Terminal application and TTY are terms used to refer to a terminal emulator. Although many people think of a terminal emulator as synonymous with a shell terminal, the command line or a text terminal, there are slight differences in these words. For example, a shell is an actual application itself and not just a window. It does not present a Graphical User Interface (GUI), but rather work on the command line is accomplished within a shell. Command line work is always in text mode and is absent of a GUI; technically, a terminal emulator can be graphical. When they are graphical, they are sometimes called terminal windows.
Hardware terminals, generally, are less intelligent than their emulator counterparts because of the complex programming employed to develop them. The ability to transmit data to a central computer and to display information from it on screen were available with hardware terminals, but emulators offer even more. They often are developed to allow users to automate tasks, send output of data to a printer and save data to a storage device.

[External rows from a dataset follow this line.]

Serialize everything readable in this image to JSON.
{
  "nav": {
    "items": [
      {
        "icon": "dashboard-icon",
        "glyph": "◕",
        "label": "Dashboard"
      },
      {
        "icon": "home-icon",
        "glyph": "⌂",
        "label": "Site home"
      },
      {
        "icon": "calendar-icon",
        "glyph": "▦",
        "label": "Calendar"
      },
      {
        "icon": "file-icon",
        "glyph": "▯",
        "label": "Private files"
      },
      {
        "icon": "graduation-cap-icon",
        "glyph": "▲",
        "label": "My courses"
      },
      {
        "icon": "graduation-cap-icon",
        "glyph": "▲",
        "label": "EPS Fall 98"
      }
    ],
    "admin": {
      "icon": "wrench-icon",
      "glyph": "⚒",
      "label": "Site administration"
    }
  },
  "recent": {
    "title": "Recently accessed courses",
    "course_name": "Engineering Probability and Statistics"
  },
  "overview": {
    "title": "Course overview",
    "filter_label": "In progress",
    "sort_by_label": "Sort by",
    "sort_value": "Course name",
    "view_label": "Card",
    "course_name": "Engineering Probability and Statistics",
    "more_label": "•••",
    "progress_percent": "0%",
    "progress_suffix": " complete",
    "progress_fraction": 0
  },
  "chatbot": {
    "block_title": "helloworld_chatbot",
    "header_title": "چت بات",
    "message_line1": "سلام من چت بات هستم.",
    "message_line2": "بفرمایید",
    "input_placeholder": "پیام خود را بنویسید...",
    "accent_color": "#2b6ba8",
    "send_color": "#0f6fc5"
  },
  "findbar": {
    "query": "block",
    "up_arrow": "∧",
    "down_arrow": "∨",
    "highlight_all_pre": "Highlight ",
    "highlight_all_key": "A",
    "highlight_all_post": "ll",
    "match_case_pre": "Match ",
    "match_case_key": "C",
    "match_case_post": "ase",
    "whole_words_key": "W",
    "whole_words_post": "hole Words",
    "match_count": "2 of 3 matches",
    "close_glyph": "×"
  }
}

There are many reasons why a terminal emulator is used on a personal computer (PC) to access resources on centralized computers, which could be local or remote. Physicians and other health care providers often need to access the results of laboratory tests for a patient. Those results typically are stored on the central computer of the laboratory, which can be accessed from PCs used by the health care provider if a terminal emulator is installed. Large companies with hundreds of employees often make use of terminal emulators installed on the PCs at the desks of their employees to allow them access to information and software that sometimes is available only on a central computer.
Linux and Unix administrators frequently use terminal emulators to access various computers such as a web or File Transfer Protocol (FTP) server. Experienced PC users of the Linux operating system for the desktop sometimes use terminal emulators to access the system beneath the GUI's because some operations can be carried out only on — or are best performed on — a command line. Basically, anyone who wishes to access data and use the resources of a centralized computer will need either a hardware terminal or a terminal emulator.